We show that for strongly water-wet conditions and a positive spreading system the oil phase remains connected throughout the pore space and results in a low tertiary gas flood residual oil saturation. The residual oil saturation for the corresponding negative spreading system is significantly higher and this is shown to be related to the absence of oil films in this system. The presence of films for positive spreading systems and the absence of such films for negative spreading systems is further confirmed by the computation of the Eurler characteristic for each phase.
Dehghan Khalili, Ahmad (U Of New South Wales) | Arns, Christoph Hermann (University of New South Wales) | Arns, Jiyoun (U. of New South Wales) | Hussain, Furqan (U. of New South Wales) | Cinar, Yildiray (U. of New South Wales) | Pinczewski, Wolf Val (Australian National University) | Latham, Shane (Saudi Aramco) | Funk, James Joseph
High-resolution Xray-CT images are increasingly used to numerically derive petrophysical properties of interest at the pore scale, in particular effective permeability. Current micro Xray-CT facilities typically offer a resolution of a few microns per voxel resulting in a field of view of about 5 mm3 for a 20482 CCD. At this scale the resolution is normally sufficient to resolve pore space connectivity and transport properties. For samples exhibiting heterogeneity above the field of view of such a single high resolution tomogram with resolved pore space, a second low resolution tomogram can provide a larger scale porosity
map. The problem then reduces to rock-typing the low resolution Xray-CT image, deriving viable porosity-permeability transforms from the high resolution Xray-CT image(s) for all rock types present, and upscaling of the permeability field to derive a plug-scale permeability.

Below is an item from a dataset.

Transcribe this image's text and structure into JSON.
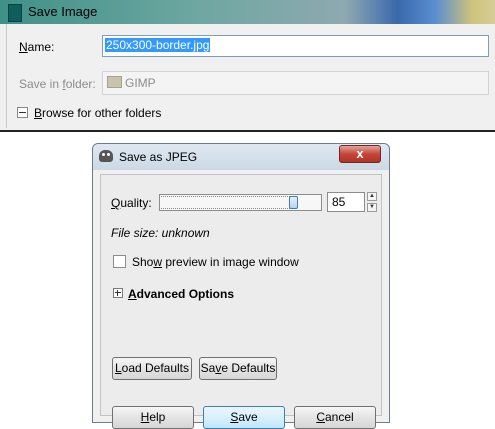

In this study we characterize spatially heterogeneity using overlapping registered Xray-CT images derived at different resolutions spanning orders of magnitude in length scales. A 38mm diameter carbonate core is studied in detail and imaged at low resolution - and at high resolution by taking four 5mm diameter subsets, one of which is imaged using full length helical scanning. Fine-scale permeability transforms are derived using direct porosity-permeability relationships, random sampling of the porosity-permeability scatter-plot as function of porosity, and structural correlations combined with stochastic simulation. A range of these methods are applied at the coarse scale. We compare various upscaling methods including renormalization theory with direct solutions using a Laplace solver and report error bounds.
We find that for the heterogeneous samples permeability typically increases with scale. Conventional methods using basic averaging techniques fail to provide truthful vertical permeability due to large permeability contrasts. The most accurate upscaling technique is employing Darcy's law. A key part of the study is the establishment of porosity transforms between highresolution and low-resolution images to arrive at a calibrated porosity map to constraint permeability estimates for the whole core.